DATA FOR THIS TASK:

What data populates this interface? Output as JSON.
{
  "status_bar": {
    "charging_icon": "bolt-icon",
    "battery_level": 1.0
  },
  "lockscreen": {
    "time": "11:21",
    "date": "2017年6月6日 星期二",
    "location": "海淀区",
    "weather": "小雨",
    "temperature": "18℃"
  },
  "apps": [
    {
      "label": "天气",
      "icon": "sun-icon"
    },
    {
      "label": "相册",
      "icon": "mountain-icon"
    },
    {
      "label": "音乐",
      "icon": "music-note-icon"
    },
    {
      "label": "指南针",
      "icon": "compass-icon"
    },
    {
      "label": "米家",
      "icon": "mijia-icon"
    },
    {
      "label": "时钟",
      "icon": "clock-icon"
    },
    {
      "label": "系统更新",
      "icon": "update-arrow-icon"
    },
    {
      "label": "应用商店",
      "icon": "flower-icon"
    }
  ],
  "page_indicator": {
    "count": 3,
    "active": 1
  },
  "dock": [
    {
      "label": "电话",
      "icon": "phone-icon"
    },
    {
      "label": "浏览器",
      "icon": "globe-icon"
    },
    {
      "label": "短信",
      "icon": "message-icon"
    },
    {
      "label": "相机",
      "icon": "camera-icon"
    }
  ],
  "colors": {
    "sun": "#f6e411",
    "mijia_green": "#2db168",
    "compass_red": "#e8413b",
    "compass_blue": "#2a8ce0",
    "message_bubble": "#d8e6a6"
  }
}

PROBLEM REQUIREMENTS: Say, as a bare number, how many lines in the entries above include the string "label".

WRITTEN REPLY: 12